▶

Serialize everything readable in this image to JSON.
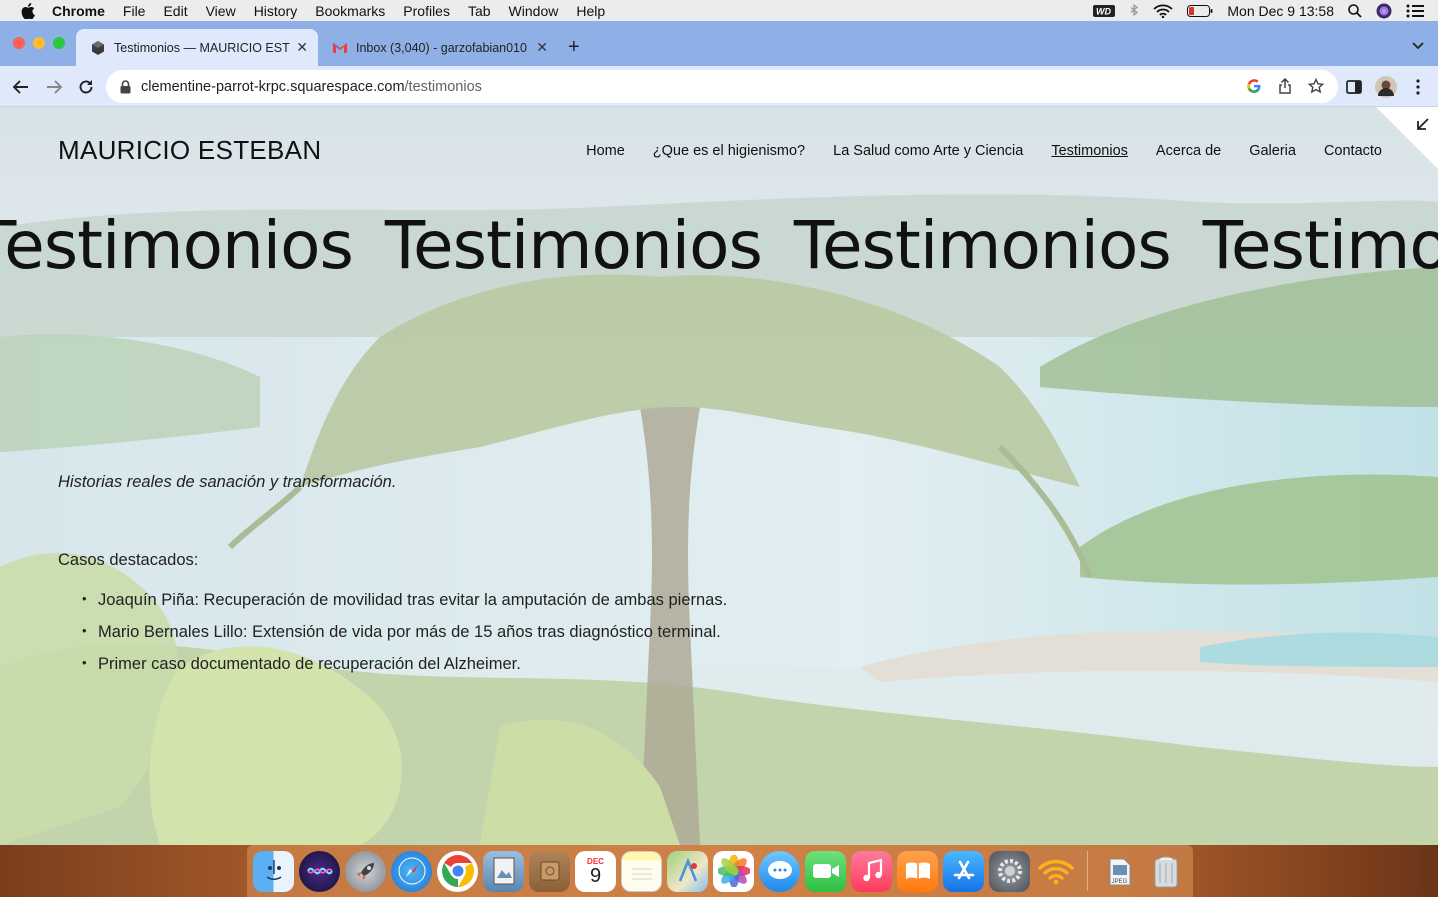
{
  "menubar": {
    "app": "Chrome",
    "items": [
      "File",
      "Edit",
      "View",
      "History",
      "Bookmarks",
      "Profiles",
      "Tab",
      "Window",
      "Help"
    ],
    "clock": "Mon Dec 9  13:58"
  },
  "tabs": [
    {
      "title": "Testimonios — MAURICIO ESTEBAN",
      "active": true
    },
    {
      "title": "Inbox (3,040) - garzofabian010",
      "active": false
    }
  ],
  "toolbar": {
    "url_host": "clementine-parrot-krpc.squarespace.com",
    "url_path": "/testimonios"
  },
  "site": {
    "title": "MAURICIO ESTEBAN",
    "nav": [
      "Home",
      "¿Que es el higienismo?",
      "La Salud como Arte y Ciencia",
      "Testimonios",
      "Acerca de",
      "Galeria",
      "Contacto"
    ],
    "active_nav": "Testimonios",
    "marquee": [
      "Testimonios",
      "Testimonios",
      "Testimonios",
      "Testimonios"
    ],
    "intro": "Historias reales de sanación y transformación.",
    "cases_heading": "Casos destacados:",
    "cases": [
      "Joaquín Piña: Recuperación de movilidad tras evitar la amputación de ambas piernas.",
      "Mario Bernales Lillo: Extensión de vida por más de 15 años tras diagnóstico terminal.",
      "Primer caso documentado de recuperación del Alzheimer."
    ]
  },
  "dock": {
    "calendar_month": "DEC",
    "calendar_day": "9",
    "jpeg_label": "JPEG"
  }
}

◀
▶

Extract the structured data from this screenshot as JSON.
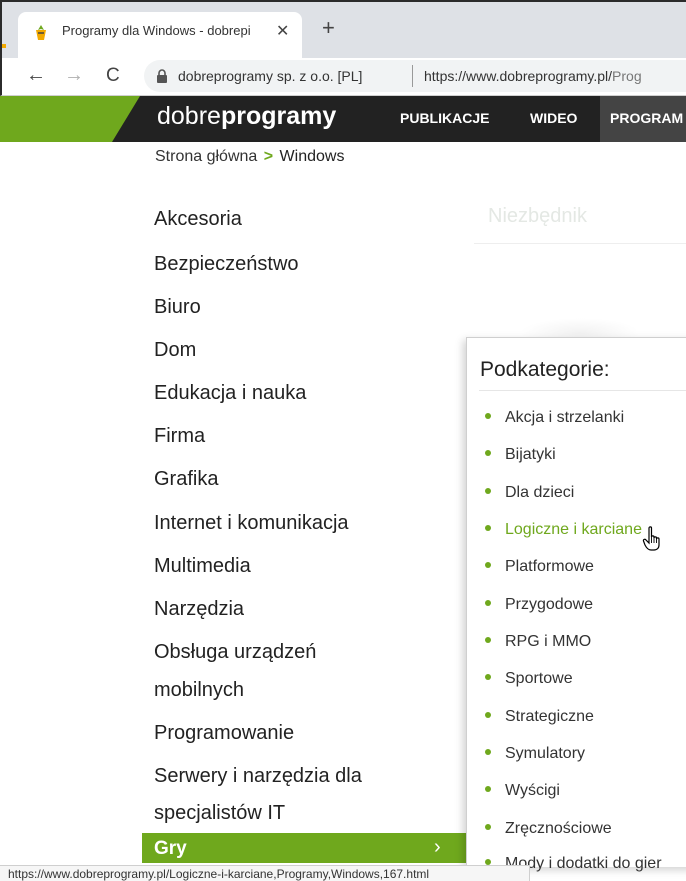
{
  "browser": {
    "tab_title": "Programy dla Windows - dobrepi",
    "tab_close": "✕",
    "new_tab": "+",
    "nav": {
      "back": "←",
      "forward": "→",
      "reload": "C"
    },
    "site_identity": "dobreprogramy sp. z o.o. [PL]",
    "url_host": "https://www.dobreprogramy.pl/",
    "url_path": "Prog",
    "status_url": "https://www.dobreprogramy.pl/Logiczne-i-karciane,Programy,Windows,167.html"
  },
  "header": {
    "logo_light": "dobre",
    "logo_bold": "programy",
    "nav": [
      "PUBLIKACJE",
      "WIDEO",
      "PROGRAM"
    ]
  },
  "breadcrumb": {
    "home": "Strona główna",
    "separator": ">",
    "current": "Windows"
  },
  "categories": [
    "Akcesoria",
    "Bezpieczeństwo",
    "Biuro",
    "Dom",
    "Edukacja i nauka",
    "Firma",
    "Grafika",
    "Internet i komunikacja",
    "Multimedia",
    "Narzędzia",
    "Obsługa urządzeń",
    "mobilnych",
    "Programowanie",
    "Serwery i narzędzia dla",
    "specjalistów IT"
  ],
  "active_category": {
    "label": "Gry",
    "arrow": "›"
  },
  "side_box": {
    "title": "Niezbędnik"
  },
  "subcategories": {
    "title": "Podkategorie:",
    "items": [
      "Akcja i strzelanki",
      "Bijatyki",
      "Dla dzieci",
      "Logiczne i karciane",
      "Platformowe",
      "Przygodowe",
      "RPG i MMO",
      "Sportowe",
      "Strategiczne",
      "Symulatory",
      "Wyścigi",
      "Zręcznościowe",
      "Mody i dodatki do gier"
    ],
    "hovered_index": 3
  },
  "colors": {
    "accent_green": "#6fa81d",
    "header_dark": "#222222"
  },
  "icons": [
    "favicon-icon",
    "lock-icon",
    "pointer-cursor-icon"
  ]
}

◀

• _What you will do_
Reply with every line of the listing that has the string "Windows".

• _Reply_
    "tab_title": "Programy dla Windows - dobrepi",
    "status_url": "https://www.dobreprogramy.pl/Logiczne-i-karciane,Programy,Windows,167.html"
    "current": "Windows"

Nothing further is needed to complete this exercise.